Conversion rate optimisation requires a systematic approach that is informed by data generated from sources such as your site Analytics account, and feedback from users via a process of user testing, user behaviour analysis, and split testing in order to determine the outcome of any possible changes, and identify the aspects which can be improved in order to encourage more conversions.
Several factors are taken into account when it comes to deciding where to begin with your conversion rate optimisation. These include the bounce rate of your site, (how many people leave after only looking at a single page), the exit rate of individual pages, (how many people leave the site from each page), the average time spent on your site, and the average number of page views per visit.
Once you have this Analytics data, it’s time to move onto the next step, and plan an optimisation strategy.
Based on the data, you should have a basic idea of potential problem areas on the site. The next step is to decide where the problems are, which ones you’re going to tackle first, and how you’re going to do it.
Since Analytics can give you the data, but not the reasoning behind it, this is often a good point at which to invest in some user testing, or user behaviour analysis. Before you can fix problems, you need to understand why there is a problem.
A wide range of tools are available to allow you to analyse how people are interacting with your site. Things like click and scroll maps will give insight into where users are focusing their attention for example. You can even record users sessions on the site and see exactly what they’re doing while the view your site.
This information should provide you with sufficient insight to allow you to formulate theories on what is causing the problems, and set up a plan on how to test those theories.
Testing, Testing and More Testing
Testing is the most critical part of the process, and a site that is truly committed to optimising their conversion rate should really never stop testing. If, for example, you can see that people abandon your contact form at a specific field, then set up a split test where one version of the form doesn’t have that field.
If more people complete that form where the field is removed, then you’ve proven your theory that the field is a stumbling block in making contact, and you can remove it entirely.
That’s just one example, and as I said, the testing process should be an ongoing one if you’re serious about conversion optimisation. The best tests are small ones. Ideally you want to test things that are easy to change, and easy to measure, but which have a good chance of making a difference.
You can test content, images, forms, buttons, and so much more. Remember though, that a single test isn’t the be all and end all of conversion rate optimisation. You may run tests that don’t improve things. That just means you need to test something else. You may run tests that show big improvement as well, but that’s no reason to stop either. If a test was successful, it’s time to test something else and make an improvement there.
Every aspect of your site can be tested to find a better way, or to confirm that what you have is already the best way.
If At First…
The real goal of conversion optimisation is to get as many of the visitors to your site as possible to convert. If you’re testing something and it doesn’t work, you design a different test, or a different variation, or you change something else.

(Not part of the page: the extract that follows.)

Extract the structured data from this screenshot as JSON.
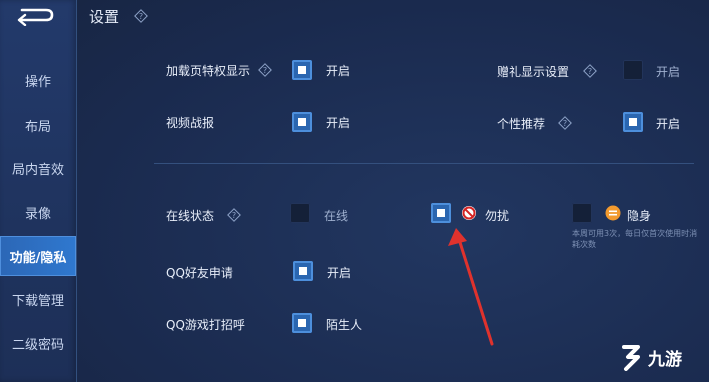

The best website in the world can’t stand up to the average site user. the trick is to find out how they expect and want to use it, and then provide them with something that works for them.
User testing, split testing, behaviour analysis, these are all essential tools that, used correctly can provide the opportunity to really get the most out of your site.
Getting the highest possible conversion rate is a process. You can’t decide to optimise today, and expect a higher conversion rate tomorrow. This process takes time, but in the long run, it’s worth it.